Exercise details
Count the lines in the data below holding the string "Bild" and write the total by itself.

Items from a dataset
--

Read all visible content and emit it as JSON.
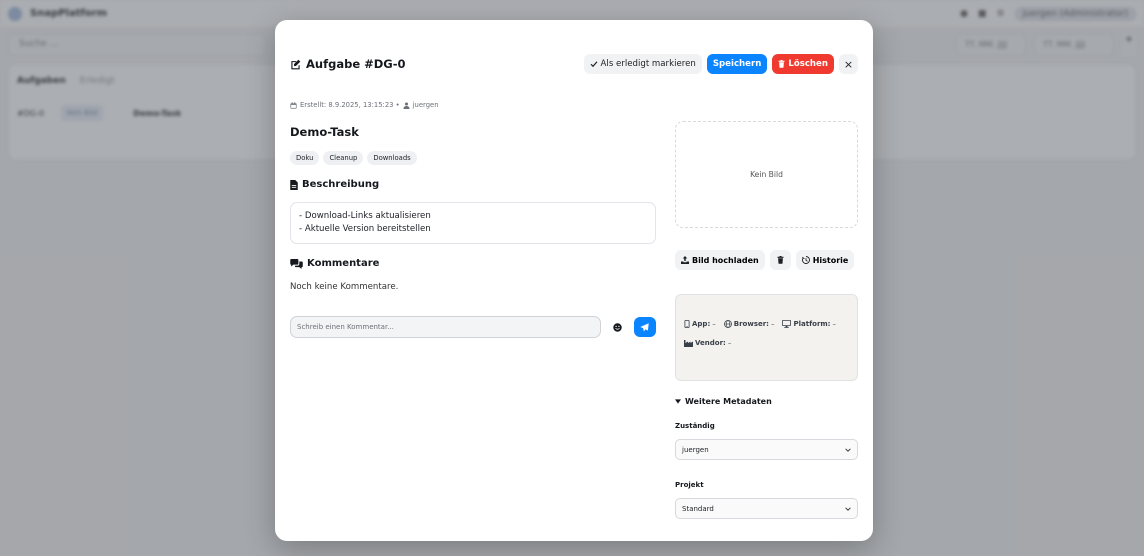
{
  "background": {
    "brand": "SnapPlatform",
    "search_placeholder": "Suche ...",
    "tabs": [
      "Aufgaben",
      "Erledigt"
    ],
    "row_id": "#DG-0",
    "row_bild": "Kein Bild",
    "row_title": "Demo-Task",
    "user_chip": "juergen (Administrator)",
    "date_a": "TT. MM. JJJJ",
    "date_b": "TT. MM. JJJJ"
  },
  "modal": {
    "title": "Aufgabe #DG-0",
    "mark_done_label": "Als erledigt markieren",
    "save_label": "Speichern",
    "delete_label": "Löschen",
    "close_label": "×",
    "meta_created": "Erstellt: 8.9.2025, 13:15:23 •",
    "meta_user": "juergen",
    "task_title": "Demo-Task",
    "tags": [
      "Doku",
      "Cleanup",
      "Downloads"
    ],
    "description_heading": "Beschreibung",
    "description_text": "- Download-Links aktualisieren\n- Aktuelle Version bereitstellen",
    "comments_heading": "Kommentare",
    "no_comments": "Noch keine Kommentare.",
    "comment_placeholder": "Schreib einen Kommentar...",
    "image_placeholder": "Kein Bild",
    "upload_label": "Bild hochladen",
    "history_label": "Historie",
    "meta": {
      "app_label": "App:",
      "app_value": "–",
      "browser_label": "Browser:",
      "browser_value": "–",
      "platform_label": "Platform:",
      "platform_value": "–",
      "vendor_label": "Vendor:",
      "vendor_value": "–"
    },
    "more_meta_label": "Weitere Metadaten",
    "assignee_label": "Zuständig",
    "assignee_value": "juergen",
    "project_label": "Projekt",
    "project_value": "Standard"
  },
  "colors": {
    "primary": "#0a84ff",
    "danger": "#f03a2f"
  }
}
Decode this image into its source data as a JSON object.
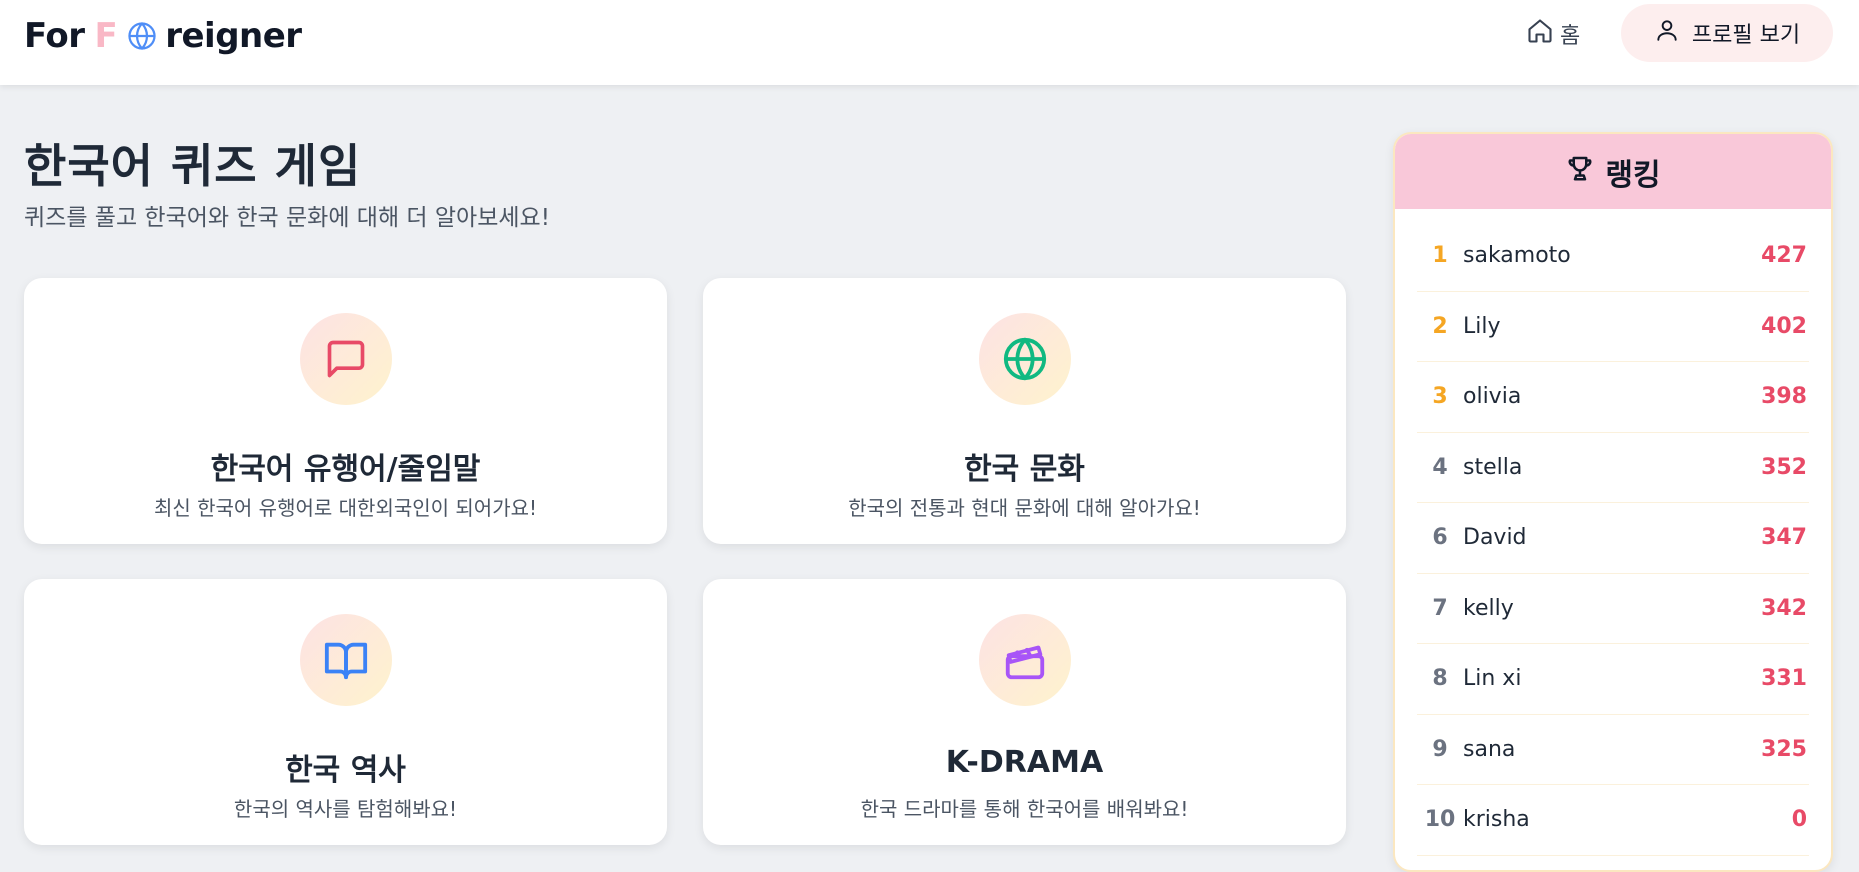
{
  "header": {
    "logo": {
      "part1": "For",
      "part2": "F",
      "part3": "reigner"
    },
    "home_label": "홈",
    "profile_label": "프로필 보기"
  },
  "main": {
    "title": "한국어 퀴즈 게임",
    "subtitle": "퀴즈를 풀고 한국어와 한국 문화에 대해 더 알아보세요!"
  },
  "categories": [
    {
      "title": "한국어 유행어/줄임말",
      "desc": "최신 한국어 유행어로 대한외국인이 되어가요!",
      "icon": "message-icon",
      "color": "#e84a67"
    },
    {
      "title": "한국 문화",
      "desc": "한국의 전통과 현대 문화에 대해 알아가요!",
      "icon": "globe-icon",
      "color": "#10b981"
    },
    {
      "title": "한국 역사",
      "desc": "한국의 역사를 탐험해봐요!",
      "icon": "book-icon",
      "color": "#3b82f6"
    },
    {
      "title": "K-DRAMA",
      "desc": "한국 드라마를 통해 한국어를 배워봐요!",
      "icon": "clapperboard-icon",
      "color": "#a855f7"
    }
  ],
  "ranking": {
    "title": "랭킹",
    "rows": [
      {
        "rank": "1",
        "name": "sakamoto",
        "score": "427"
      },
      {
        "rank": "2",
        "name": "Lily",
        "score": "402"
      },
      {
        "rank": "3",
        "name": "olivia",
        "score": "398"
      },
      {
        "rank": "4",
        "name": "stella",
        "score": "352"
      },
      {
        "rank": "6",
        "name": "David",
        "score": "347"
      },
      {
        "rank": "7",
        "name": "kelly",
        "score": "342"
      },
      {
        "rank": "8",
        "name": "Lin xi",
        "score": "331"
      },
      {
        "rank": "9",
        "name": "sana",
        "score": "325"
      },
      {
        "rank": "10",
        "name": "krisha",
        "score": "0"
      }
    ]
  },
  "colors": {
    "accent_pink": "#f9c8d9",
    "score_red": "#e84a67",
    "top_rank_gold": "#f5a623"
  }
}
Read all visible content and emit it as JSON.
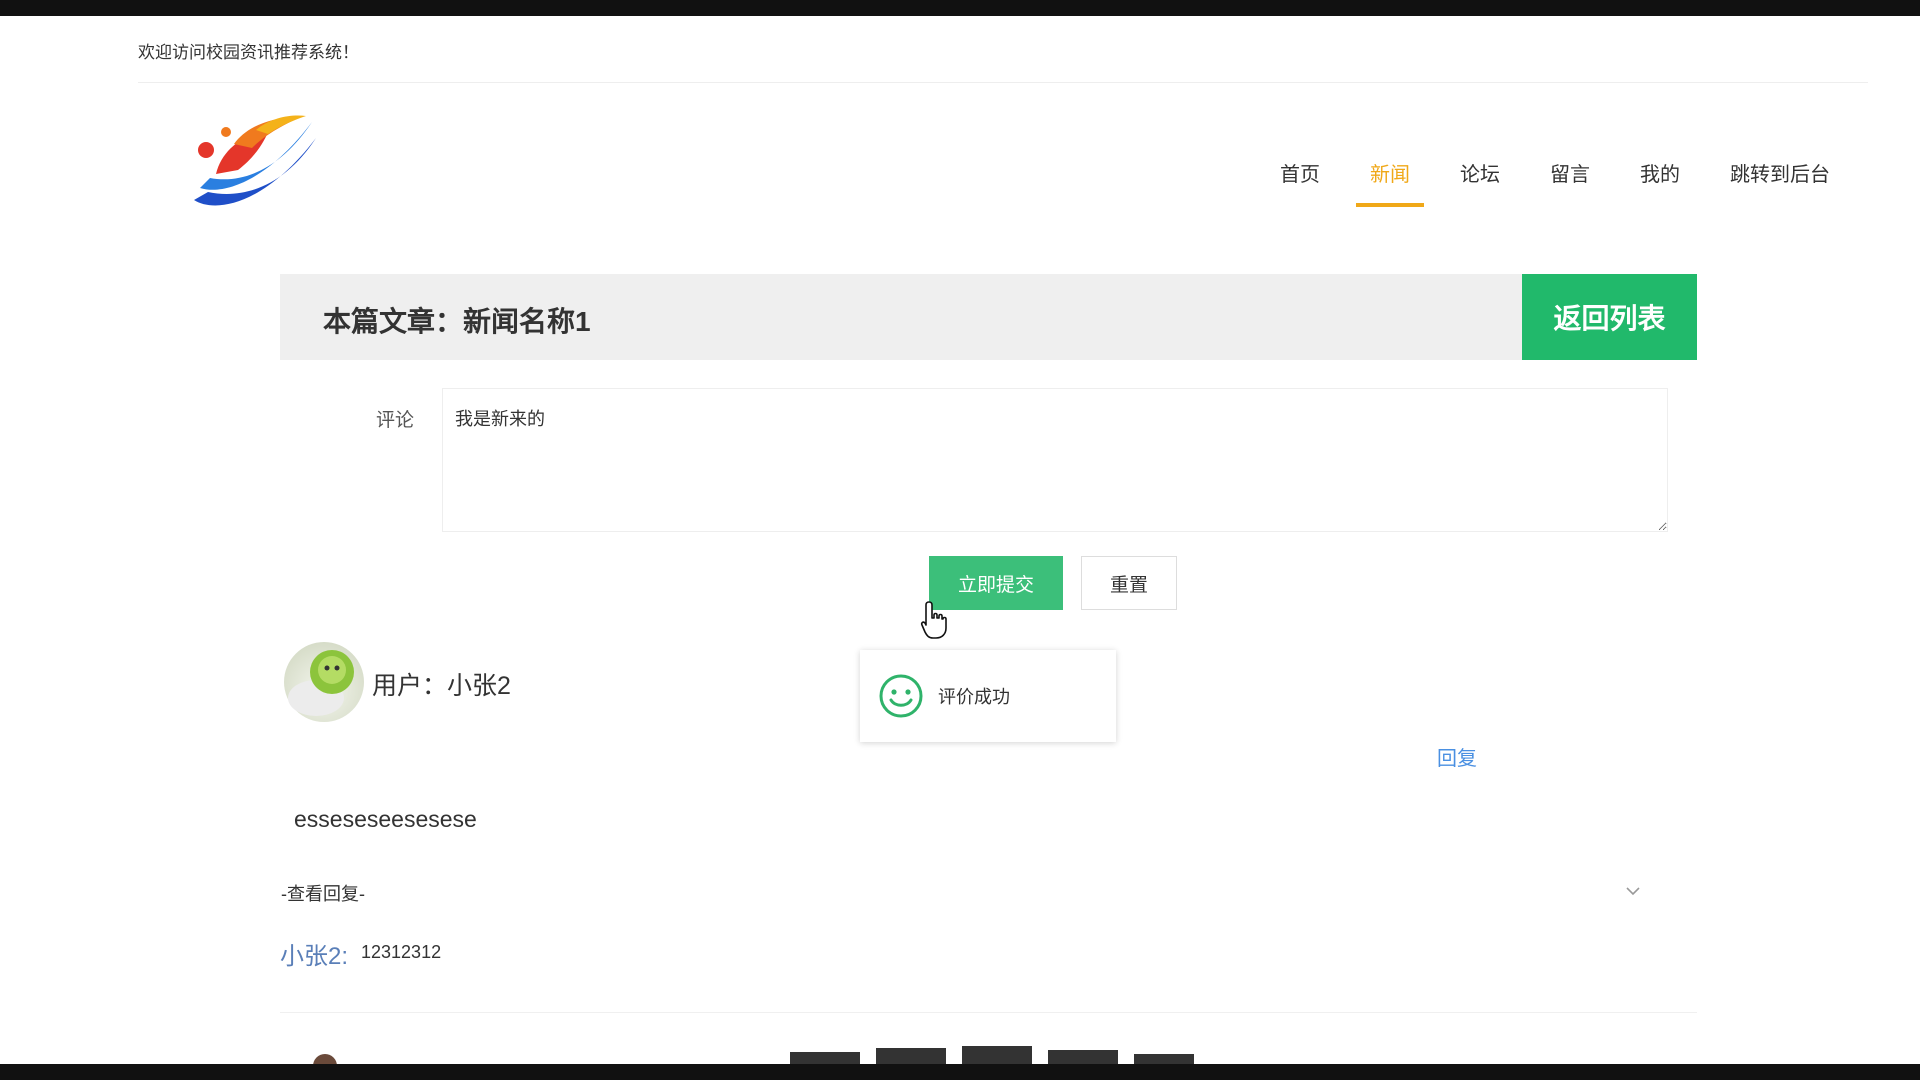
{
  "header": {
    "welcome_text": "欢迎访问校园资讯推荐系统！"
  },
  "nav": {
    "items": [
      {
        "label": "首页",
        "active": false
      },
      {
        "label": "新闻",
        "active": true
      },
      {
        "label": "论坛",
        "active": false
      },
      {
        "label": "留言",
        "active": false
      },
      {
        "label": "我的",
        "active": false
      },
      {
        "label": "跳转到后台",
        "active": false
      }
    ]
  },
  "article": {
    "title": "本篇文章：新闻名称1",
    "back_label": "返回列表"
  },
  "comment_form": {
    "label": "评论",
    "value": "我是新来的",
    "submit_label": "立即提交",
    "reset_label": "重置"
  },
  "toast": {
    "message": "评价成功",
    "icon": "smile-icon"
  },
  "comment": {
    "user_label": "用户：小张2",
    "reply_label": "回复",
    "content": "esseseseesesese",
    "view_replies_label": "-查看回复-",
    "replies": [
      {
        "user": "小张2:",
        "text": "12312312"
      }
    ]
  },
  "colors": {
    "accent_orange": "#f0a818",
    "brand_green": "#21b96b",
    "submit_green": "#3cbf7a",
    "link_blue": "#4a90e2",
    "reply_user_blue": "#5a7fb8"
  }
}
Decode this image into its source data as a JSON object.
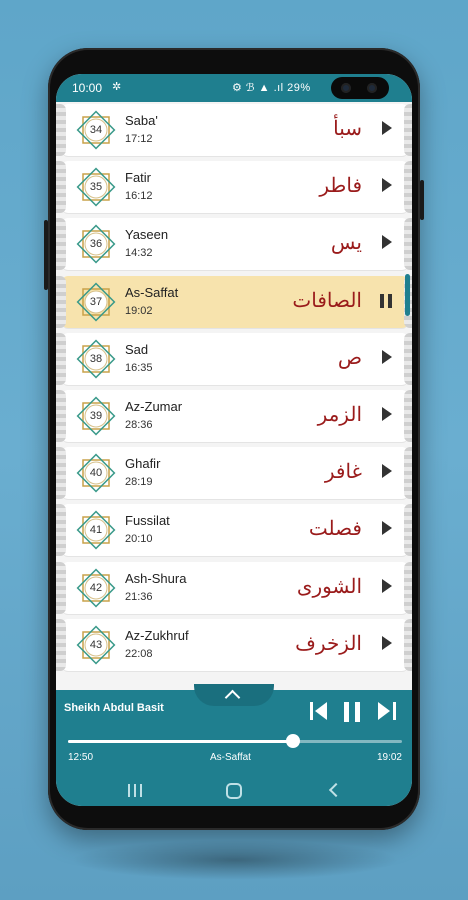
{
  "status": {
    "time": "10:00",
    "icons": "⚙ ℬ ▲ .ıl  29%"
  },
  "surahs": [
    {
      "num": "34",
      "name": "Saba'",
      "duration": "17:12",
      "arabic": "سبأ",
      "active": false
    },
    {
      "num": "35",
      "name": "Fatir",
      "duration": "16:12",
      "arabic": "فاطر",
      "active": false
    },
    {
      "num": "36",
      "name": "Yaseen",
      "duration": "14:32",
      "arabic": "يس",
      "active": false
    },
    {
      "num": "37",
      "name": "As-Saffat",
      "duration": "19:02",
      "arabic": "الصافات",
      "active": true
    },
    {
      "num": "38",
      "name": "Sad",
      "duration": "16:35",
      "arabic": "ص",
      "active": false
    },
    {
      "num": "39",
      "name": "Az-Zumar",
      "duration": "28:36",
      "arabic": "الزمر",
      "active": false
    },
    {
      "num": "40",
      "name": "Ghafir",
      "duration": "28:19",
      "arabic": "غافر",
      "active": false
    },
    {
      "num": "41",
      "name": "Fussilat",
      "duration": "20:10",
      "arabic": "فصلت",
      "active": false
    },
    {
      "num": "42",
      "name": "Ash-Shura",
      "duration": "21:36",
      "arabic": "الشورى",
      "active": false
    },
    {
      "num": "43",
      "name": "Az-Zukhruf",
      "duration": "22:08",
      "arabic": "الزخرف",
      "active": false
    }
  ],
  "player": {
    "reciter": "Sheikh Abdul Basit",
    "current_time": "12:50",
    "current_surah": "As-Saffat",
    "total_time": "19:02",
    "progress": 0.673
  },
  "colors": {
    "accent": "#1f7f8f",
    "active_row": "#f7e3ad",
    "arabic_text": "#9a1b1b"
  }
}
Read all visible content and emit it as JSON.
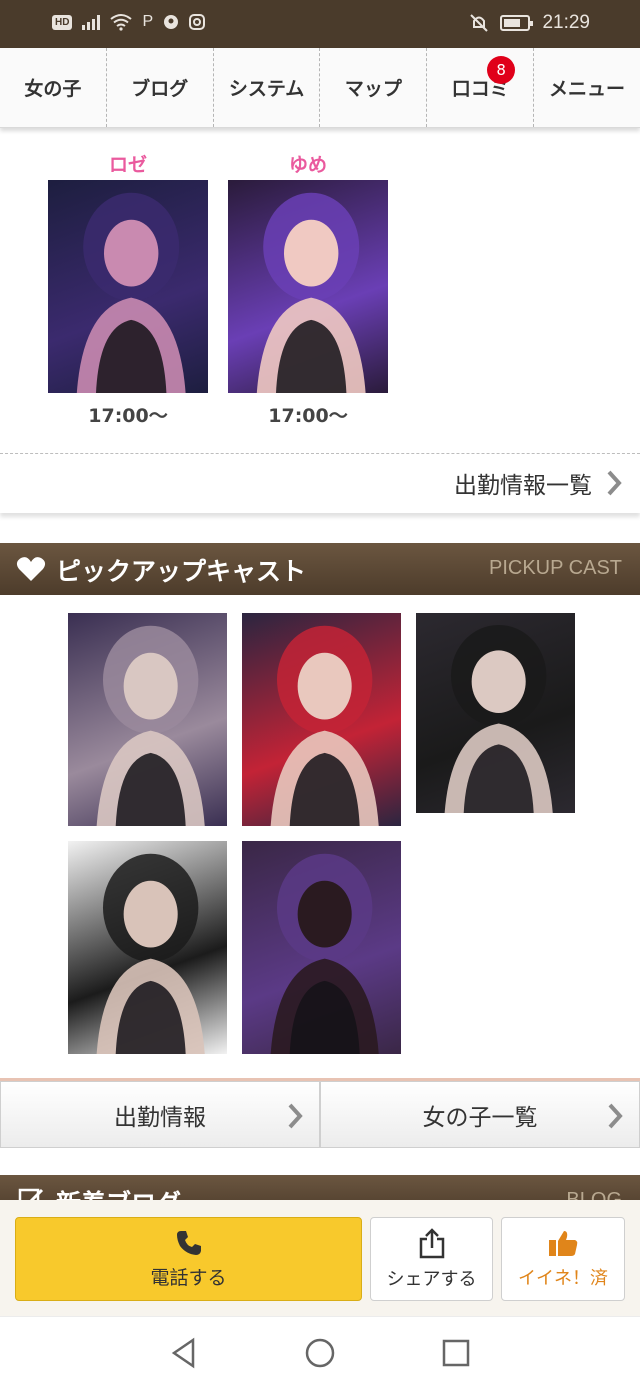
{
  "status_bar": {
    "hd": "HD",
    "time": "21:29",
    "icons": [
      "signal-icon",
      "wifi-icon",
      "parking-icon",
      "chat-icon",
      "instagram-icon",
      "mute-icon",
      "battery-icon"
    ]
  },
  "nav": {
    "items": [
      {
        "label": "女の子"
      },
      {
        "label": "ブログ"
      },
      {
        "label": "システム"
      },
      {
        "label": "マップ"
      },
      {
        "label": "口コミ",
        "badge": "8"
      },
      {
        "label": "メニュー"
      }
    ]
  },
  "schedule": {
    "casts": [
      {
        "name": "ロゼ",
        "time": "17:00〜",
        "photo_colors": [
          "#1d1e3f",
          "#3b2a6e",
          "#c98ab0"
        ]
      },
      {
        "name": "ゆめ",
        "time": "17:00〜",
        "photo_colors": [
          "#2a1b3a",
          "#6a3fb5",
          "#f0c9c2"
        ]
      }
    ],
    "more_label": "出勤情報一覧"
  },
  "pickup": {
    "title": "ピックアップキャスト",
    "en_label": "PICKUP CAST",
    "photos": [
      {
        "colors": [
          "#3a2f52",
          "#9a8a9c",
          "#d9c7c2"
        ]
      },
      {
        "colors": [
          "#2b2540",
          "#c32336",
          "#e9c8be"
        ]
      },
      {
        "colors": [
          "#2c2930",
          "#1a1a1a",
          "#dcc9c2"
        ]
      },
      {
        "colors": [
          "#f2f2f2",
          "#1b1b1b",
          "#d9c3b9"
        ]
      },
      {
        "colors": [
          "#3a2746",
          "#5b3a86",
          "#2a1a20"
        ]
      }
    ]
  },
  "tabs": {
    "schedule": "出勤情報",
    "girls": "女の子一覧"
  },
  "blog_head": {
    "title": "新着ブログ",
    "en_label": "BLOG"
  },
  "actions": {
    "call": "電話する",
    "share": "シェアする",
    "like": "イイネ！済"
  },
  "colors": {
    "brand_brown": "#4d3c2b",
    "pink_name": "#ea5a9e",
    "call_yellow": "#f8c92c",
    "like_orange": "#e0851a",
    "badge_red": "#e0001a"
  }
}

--

Written answer
3